**WHAT THE EXERCISE ASKS:** Skip the images and repeat every entry word for word.

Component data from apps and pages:

======

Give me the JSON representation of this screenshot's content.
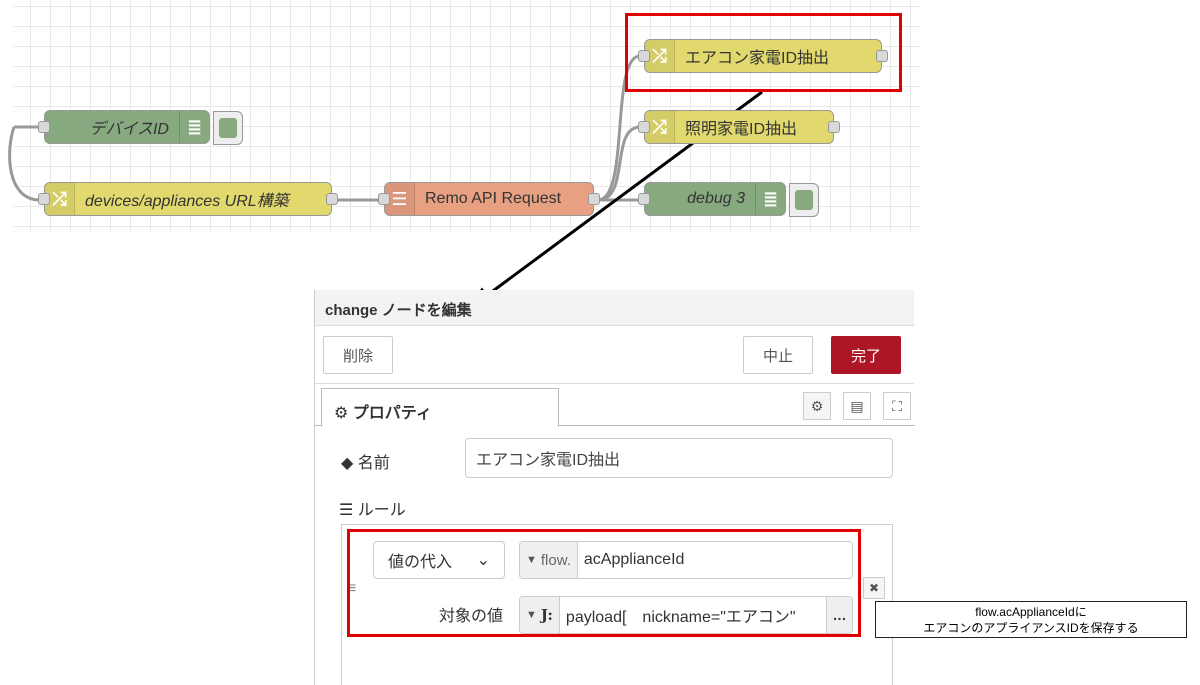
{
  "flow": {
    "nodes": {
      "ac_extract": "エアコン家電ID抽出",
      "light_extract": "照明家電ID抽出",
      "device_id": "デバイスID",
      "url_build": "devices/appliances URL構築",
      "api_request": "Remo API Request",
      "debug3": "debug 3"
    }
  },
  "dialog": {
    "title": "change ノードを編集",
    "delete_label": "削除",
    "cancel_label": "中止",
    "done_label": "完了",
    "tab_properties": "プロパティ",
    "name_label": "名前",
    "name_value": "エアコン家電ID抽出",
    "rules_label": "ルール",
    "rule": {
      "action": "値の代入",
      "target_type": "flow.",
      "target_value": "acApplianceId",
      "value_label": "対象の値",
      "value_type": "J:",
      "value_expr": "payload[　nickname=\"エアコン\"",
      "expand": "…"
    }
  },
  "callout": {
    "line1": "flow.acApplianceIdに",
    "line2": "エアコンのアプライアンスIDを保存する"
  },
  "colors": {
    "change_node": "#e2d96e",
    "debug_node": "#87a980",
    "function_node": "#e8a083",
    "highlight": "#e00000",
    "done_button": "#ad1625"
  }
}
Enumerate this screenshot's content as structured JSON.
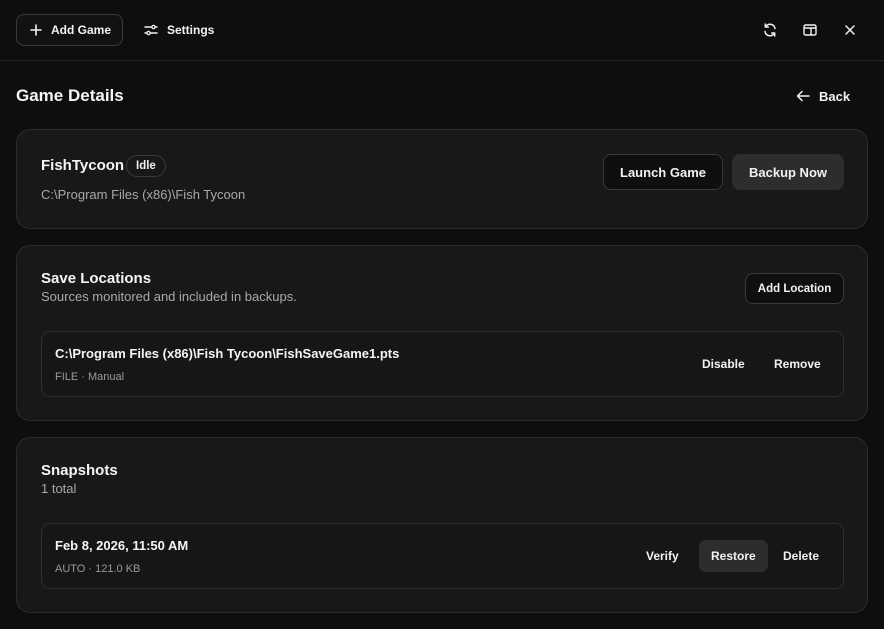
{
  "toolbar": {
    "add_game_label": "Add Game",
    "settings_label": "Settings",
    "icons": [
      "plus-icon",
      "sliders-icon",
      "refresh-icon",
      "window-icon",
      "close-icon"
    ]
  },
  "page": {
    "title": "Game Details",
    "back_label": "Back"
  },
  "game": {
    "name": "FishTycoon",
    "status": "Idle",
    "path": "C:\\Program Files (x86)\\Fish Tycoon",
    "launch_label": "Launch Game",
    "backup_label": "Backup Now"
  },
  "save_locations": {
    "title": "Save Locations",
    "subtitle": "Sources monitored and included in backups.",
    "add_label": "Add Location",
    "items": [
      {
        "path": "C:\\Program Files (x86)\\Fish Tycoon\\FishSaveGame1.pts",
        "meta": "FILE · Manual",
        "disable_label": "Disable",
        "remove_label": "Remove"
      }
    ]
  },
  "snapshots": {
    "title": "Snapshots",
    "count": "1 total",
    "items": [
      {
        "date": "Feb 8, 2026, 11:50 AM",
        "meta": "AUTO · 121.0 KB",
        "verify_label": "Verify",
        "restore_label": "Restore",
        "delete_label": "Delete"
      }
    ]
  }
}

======

**ANSWER TO THIS TASK:**
Give me the JSON representation of this screenshot's content.
{
  "flow": {
    "nodes": {
      "ac_extract": "エアコン家電ID抽出",
      "light_extract": "照明家電ID抽出",
      "device_id": "デバイスID",
      "url_build": "devices/appliances URL構築",
      "api_request": "Remo API Request",
      "debug3": "debug 3"
    }
  },
  "dialog": {
    "title": "change ノードを編集",
    "delete_label": "削除",
    "cancel_label": "中止",
    "done_label": "完了",
    "tab_properties": "プロパティ",
    "name_label": "名前",
    "name_value": "エアコン家電ID抽出",
    "rules_label": "ルール",
    "rule": {
      "action": "値の代入",
      "target_type": "flow.",
      "target_value": "acApplianceId",
      "value_label": "対象の値",
      "value_type": "J:",
      "value_expr": "payload[　nickname=\"エアコン\"",
      "expand": "…"
    }
  },
  "callout": {
    "line1": "flow.acApplianceIdに",
    "line2": "エアコンのアプライアンスIDを保存する"
  },
  "colors": {
    "change_node": "#e2d96e",
    "debug_node": "#87a980",
    "function_node": "#e8a083",
    "highlight": "#e00000",
    "done_button": "#ad1625"
  }
}
Enumerate this screenshot's content as structured JSON.
{
  "toolbar": {
    "add_game_label": "Add Game",
    "settings_label": "Settings",
    "icons": [
      "plus-icon",
      "sliders-icon",
      "refresh-icon",
      "window-icon",
      "close-icon"
    ]
  },
  "page": {
    "title": "Game Details",
    "back_label": "Back"
  },
  "game": {
    "name": "FishTycoon",
    "status": "Idle",
    "path": "C:\\Program Files (x86)\\Fish Tycoon",
    "launch_label": "Launch Game",
    "backup_label": "Backup Now"
  },
  "save_locations": {
    "title": "Save Locations",
    "subtitle": "Sources monitored and included in backups.",
    "add_label": "Add Location",
    "items": [
      {
        "path": "C:\\Program Files (x86)\\Fish Tycoon\\FishSaveGame1.pts",
        "meta": "FILE · Manual",
        "disable_label": "Disable",
        "remove_label": "Remove"
      }
    ]
  },
  "snapshots": {
    "title": "Snapshots",
    "count": "1 total",
    "items": [
      {
        "date": "Feb 8, 2026, 11:50 AM",
        "meta": "AUTO · 121.0 KB",
        "verify_label": "Verify",
        "restore_label": "Restore",
        "delete_label": "Delete"
      }
    ]
  }
}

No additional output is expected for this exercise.